ASSIGNED TASK: The records should be written out in full, with nothing altered.

-- INFORMATION SHOWN follows --

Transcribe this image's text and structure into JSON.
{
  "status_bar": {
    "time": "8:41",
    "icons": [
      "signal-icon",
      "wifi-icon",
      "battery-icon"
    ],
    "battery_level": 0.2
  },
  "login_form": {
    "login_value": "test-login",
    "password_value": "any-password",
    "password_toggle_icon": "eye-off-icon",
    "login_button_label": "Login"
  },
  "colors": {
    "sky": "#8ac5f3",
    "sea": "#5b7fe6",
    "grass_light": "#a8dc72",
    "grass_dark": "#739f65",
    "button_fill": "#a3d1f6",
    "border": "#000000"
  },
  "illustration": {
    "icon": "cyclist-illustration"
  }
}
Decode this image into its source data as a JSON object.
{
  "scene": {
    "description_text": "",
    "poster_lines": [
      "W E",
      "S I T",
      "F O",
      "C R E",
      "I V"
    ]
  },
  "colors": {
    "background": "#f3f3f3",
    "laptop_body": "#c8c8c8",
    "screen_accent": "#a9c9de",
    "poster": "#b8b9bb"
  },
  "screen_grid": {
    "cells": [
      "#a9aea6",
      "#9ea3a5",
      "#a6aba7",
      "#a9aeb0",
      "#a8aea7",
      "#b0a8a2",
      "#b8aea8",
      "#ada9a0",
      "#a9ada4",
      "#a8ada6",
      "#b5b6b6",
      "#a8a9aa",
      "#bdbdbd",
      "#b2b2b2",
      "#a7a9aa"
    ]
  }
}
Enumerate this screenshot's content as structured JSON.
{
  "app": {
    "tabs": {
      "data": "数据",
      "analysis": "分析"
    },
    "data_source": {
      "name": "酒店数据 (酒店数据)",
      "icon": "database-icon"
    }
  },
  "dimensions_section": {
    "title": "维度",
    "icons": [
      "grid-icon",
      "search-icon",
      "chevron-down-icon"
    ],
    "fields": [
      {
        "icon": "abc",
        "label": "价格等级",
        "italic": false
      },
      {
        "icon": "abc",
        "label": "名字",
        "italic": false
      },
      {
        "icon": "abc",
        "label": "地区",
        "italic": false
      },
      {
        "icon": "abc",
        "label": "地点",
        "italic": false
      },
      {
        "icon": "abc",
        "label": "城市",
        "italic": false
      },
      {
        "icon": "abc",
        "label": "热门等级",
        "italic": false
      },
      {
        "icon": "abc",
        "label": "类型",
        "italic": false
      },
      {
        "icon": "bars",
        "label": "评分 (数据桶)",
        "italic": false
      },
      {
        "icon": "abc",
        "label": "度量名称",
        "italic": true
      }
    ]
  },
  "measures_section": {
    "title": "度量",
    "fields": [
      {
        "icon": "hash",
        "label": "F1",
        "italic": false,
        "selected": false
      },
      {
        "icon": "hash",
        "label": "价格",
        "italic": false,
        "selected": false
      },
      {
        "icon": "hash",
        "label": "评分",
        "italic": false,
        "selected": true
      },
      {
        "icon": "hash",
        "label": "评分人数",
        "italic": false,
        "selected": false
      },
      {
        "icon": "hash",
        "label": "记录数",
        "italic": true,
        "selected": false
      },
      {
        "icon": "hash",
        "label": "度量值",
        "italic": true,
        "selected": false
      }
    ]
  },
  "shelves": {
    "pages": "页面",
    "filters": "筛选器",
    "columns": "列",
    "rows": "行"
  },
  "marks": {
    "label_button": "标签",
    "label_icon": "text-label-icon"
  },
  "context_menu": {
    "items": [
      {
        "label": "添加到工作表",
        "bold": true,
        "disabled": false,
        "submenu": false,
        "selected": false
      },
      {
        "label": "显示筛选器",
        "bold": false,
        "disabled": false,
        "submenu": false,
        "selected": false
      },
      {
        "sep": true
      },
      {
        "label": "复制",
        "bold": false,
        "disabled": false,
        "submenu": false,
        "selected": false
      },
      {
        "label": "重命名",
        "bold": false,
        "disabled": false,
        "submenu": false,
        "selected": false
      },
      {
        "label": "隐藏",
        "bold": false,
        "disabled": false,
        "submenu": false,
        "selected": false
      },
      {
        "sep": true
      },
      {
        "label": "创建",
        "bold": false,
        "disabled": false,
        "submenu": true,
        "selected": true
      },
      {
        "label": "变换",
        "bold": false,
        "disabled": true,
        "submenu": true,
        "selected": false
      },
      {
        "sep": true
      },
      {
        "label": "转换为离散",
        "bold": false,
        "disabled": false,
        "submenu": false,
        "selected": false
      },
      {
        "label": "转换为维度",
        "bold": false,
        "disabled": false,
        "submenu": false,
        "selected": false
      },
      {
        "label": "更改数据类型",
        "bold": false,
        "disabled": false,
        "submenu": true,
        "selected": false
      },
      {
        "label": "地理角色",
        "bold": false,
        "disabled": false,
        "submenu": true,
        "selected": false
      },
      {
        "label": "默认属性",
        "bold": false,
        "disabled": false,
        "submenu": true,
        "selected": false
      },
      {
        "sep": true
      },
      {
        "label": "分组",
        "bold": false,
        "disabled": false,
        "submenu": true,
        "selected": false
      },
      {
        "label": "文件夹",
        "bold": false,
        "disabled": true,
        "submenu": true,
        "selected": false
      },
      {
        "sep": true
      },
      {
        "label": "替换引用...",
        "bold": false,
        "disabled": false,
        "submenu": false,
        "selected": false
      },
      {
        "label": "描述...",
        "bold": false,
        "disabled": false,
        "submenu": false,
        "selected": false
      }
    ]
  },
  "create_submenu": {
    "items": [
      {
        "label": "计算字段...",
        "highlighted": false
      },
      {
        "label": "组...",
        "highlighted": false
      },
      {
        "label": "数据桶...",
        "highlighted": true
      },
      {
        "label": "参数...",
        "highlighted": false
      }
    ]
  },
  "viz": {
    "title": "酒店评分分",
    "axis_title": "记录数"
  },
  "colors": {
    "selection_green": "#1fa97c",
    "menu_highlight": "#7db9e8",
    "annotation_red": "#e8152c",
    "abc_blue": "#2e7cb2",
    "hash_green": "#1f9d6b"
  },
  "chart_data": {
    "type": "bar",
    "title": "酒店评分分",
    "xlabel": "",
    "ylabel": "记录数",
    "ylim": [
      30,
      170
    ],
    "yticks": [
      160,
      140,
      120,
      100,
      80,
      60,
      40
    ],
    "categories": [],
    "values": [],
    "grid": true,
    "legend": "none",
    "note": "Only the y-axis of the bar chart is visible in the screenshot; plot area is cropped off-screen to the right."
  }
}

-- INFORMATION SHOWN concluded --

EXERCISE RESULT:
Transcribe this image's text and structure into JSON.
{
  "status_bar": {
    "time": "8:41",
    "icons": [
      "signal-icon",
      "wifi-icon",
      "battery-icon"
    ],
    "battery_level": 0.2
  },
  "login_form": {
    "login_value": "test-login",
    "password_value": "any-password",
    "password_toggle_icon": "eye-off-icon",
    "login_button_label": "Login"
  },
  "colors": {
    "sky": "#8ac5f3",
    "sea": "#5b7fe6",
    "grass_light": "#a8dc72",
    "grass_dark": "#739f65",
    "button_fill": "#a3d1f6",
    "border": "#000000"
  },
  "illustration": {
    "icon": "cyclist-illustration"
  }
}
Decode this image into its source data as a JSON object.
{
  "scene": {
    "description_text": "",
    "poster_lines": [
      "W E",
      "S I T",
      "F O",
      "C R E",
      "I V"
    ]
  },
  "colors": {
    "background": "#f3f3f3",
    "laptop_body": "#c8c8c8",
    "screen_accent": "#a9c9de",
    "poster": "#b8b9bb"
  },
  "screen_grid": {
    "cells": [
      "#a9aea6",
      "#9ea3a5",
      "#a6aba7",
      "#a9aeb0",
      "#a8aea7",
      "#b0a8a2",
      "#b8aea8",
      "#ada9a0",
      "#a9ada4",
      "#a8ada6",
      "#b5b6b6",
      "#a8a9aa",
      "#bdbdbd",
      "#b2b2b2",
      "#a7a9aa"
    ]
  }
}
Enumerate this screenshot's content as structured JSON.
{
  "app": {
    "tabs": {
      "data": "数据",
      "analysis": "分析"
    },
    "data_source": {
      "name": "酒店数据 (酒店数据)",
      "icon": "database-icon"
    }
  },
  "dimensions_section": {
    "title": "维度",
    "icons": [
      "grid-icon",
      "search-icon",
      "chevron-down-icon"
    ],
    "fields": [
      {
        "icon": "abc",
        "label": "价格等级",
        "italic": false
      },
      {
        "icon": "abc",
        "label": "名字",
        "italic": false
      },
      {
        "icon": "abc",
        "label": "地区",
        "italic": false
      },
      {
        "icon": "abc",
        "label": "地点",
        "italic": false
      },
      {
        "icon": "abc",
        "label": "城市",
        "italic": false
      },
      {
        "icon": "abc",
        "label": "热门等级",
        "italic": false
      },
      {
        "icon": "abc",
        "label": "类型",
        "italic": false
      },
      {
        "icon": "bars",
        "label": "评分 (数据桶)",
        "italic": false
      },
      {
        "icon": "abc",
        "label": "度量名称",
        "italic": true
      }
    ]
  },
  "measures_section": {
    "title": "度量",
    "fields": [
      {
        "icon": "hash",
        "label": "F1",
        "italic": false,
        "selected": false
      },
      {
        "icon": "hash",
        "label": "价格",
        "italic": false,
        "selected": false
      },
      {
        "icon": "hash",
        "label": "评分",
        "italic": false,
        "selected": true
      },
      {
        "icon": "hash",
        "label": "评分人数",
        "italic": false,
        "selected": false
      },
      {
        "icon": "hash",
        "label": "记录数",
        "italic": true,
        "selected": false
      },
      {
        "icon": "hash",
        "label": "度量值",
        "italic": true,
        "selected": false
      }
    ]
  },
  "shelves": {
    "pages": "页面",
    "filters": "筛选器",
    "columns": "列",
    "rows": "行"
  },
  "marks": {
    "label_button": "标签",
    "label_icon": "text-label-icon"
  },
  "context_menu": {
    "items": [
      {
        "label": "添加到工作表",
        "bold": true,
        "disabled": false,
        "submenu": false,
        "selected": false
      },
      {
        "label": "显示筛选器",
        "bold": false,
        "disabled": false,
        "submenu": false,
        "selected": false
      },
      {
        "sep": true
      },
      {
        "label": "复制",
        "bold": false,
        "disabled": false,
        "submenu": false,
        "selected": false
      },
      {
        "label": "重命名",
        "bold": false,
        "disabled": false,
        "submenu": false,
        "selected": false
      },
      {
        "label": "隐藏",
        "bold": false,
        "disabled": false,
        "submenu": false,
        "selected": false
      },
      {
        "sep": true
      },
      {
        "label": "创建",
        "bold": false,
        "disabled": false,
        "submenu": true,
        "selected": true
      },
      {
        "label": "变换",
        "bold": false,
        "disabled": true,
        "submenu": true,
        "selected": false
      },
      {
        "sep": true
      },
      {
        "label": "转换为离散",
        "bold": false,
        "disabled": false,
        "submenu": false,
        "selected": false
      },
      {
        "label": "转换为维度",
        "bold": false,
        "disabled": false,
        "submenu": false,
        "selected": false
      },
      {
        "label": "更改数据类型",
        "bold": false,
        "disabled": false,
        "submenu": true,
        "selected": false
      },
      {
        "label": "地理角色",
        "bold": false,
        "disabled": false,
        "submenu": true,
        "selected": false
      },
      {
        "label": "默认属性",
        "bold": false,
        "disabled": false,
        "submenu": true,
        "selected": false
      },
      {
        "sep": true
      },
      {
        "label": "分组",
        "bold": false,
        "disabled": false,
        "submenu": true,
        "selected": false
      },
      {
        "label": "文件夹",
        "bold": false,
        "disabled": true,
        "submenu": true,
        "selected": false
      },
      {
        "sep": true
      },
      {
        "label": "替换引用...",
        "bold": false,
        "disabled": false,
        "submenu": false,
        "selected": false
      },
      {
        "label": "描述...",
        "bold": false,
        "disabled": false,
        "submenu": false,
        "selected": false
      }
    ]
  },
  "create_submenu": {
    "items": [
      {
        "label": "计算字段...",
        "highlighted": false
      },
      {
        "label": "组...",
        "highlighted": false
      },
      {
        "label": "数据桶...",
        "highlighted": true
      },
      {
        "label": "参数...",
        "highlighted": false
      }
    ]
  },
  "viz": {
    "title": "酒店评分分",
    "axis_title": "记录数"
  },
  "colors": {
    "selection_green": "#1fa97c",
    "menu_highlight": "#7db9e8",
    "annotation_red": "#e8152c",
    "abc_blue": "#2e7cb2",
    "hash_green": "#1f9d6b"
  },
  "chart_data": {
    "type": "bar",
    "title": "酒店评分分",
    "xlabel": "",
    "ylabel": "记录数",
    "ylim": [
      30,
      170
    ],
    "yticks": [
      160,
      140,
      120,
      100,
      80,
      60,
      40
    ],
    "categories": [],
    "values": [],
    "grid": true,
    "legend": "none",
    "note": "Only the y-axis of the bar chart is visible in the screenshot; plot area is cropped off-screen to the right."
  }
}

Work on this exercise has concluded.